Pope Pius VI named John Carroll the first bishop of the United States of America in 1789. His cousin, Charles Carroll, was one of America’s Founding Fathers and the only Catholic to sign the Declaration of Independence. Archbishop Carroll wrote the following prayer for our newly formed government on November 10, 1791, to be recited in parishes throughout his diocese.
Although this devotion arose in the 13th century, its popularity in modern times originated with a 17th century French nun and mystic, St. Margaret-Mary Alacoque, to whom Jesus taught the secrets of His Sacred Heart. While on a pilgrimage I visited the Basilica of the Sacred Heart and the Chapel of Apparitions in Paray-le-Monial, France, a charming and quiet town: it is where St. Marguerite-Marie saw Jesus. This experience inspired me to bring the devotion to the Sacred Heart into my home.
The feast of St. James the Greater is fast approaching: it is celebrated on July 25th. Are you familiar with the Way of Saint James, El Camino de Santiago? Did you know that it was one of the most important Christian pilgrimages during medieval times? It is made on foot, with starting points in various European locations, […]
¿Qué sabes de San Antonio? San Antonio es uno de los santos más queridos y conocidos por los católicos en todo el mundo. Hay tanto que decir de él, pero si no tienes tiempo de leer, ésta es una breve reseña para “católicos ocupados”, que esperamos te ayude a conocer más sobre la vida y […]

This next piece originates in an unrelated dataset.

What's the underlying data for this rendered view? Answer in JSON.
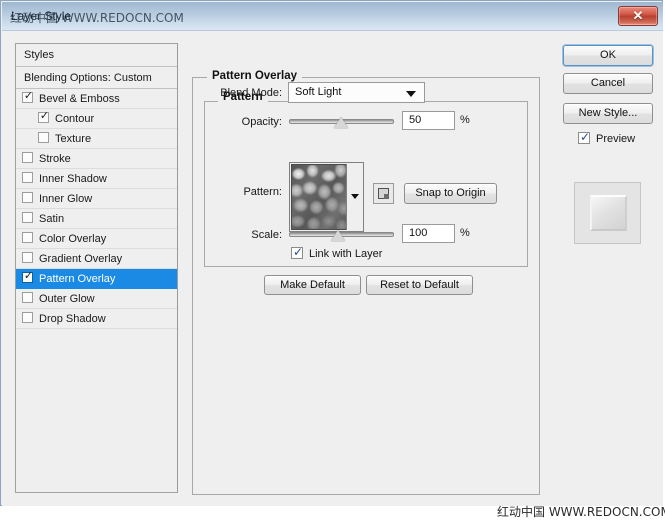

If you are invited to a Quinceañera celebration, a very special gift for the young lady is expected from guests. Godparents (padrinos) are usually the sponsors for the bouquet, the “last doll,” sometimes for the limousine, and even the gown—so thank God for padrinos! And boys don’t get to have such a party, so it’s good to be a girl, don’t you think?
Even if you are not Latin American, you’ve probably heard the word Quinceanera before. You may even have witnessed such a ceremony for a teen girl at a church. A Quinceanera is the beginning of a celebration called Fiesta Rosa (Pink Party), where a fifteen-year-old girl celebrates her coming-of-age. Quinceañera means “fifteen years old,” which explains the name of the celebration.

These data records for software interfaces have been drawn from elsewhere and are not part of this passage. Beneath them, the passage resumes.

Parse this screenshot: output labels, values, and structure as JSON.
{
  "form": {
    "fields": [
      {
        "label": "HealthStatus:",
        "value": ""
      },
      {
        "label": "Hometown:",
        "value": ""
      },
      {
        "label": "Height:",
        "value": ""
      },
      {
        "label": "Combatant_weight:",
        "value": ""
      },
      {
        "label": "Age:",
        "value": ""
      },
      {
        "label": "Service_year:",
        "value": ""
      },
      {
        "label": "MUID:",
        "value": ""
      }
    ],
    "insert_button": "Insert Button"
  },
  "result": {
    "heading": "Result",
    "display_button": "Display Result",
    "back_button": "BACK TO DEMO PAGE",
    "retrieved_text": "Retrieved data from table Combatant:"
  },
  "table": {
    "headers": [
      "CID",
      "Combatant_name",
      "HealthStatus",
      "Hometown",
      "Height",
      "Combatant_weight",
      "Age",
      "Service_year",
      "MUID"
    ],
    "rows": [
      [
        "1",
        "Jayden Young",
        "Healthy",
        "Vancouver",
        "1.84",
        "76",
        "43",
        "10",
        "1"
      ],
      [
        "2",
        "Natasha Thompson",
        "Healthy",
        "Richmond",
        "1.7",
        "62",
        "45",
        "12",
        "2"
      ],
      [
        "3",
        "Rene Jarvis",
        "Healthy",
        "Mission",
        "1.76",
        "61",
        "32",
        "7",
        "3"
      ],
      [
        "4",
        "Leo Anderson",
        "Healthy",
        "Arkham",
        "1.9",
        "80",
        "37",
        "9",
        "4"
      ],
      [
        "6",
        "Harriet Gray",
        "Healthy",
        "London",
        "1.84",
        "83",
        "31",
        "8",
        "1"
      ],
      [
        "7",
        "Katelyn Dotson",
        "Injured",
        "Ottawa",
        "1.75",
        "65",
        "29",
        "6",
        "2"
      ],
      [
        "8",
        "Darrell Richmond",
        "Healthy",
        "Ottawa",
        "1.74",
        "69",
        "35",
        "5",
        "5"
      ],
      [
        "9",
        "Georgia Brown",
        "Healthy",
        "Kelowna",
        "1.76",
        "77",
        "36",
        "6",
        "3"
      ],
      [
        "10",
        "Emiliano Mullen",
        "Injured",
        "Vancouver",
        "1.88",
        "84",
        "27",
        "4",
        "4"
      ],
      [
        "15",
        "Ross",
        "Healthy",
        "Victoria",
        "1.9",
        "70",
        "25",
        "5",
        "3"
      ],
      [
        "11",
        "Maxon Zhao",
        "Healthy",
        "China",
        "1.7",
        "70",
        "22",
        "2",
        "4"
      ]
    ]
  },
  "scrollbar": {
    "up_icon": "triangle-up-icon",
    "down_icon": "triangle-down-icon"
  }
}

One of the traditional ways the faithful have venerated the Virgin Mary, which became popular during Medieval times, was with a family home or parish church Mary Garden. Marian Gardens were small plots of ground dedicated to growing shrubs, herbs, and flowers that were representative of Mary and various events from her life. This was quite easy to do, as literally hundreds of plants were given Marian names in remembrance of Mary’s saintly life and glorious virtues.
It is not a coincidence that Catholic Latinos are highly devoted to the Virgin Mary. It is a heritage from Spain and it is due to the series of mystical manifestations that occurred throughout the histories of these countries. There is a long list of Marian devotions in Latin America; they are almost innumberable. Some titles of Our Lady represent a whole nation, with other titles for nearly every town, city, and region. Out of all the many Marian devotions in Latin America, below are the top four most popular:
If you’ve ever heard of Rosemary and Marigold, then you already know some plants named after the Blessed Mother. Each time one of these plants caught the eye, the faithful were sweetly reminded of the Queen of Heaven and Earth. As a sign of devotion to Our Lady, people began to plant gardens in churches, monasteries, convents, and family homes intentionally filled with plants named after her, which became known as Mary Gardens.
According to tradition, towards the end of her life the Blessed Virgin moved from Jerusalem to Ephesus (in modern-day Turkey). No longer able to retrace the steps of her Son’s passion where they actually occurred, she set up an identical Stations of the Cross on her property using stones and markings. This became the very first Stations of the Cross. This is described in detail by Blessed Anne Catherine Emmerich according to her visions.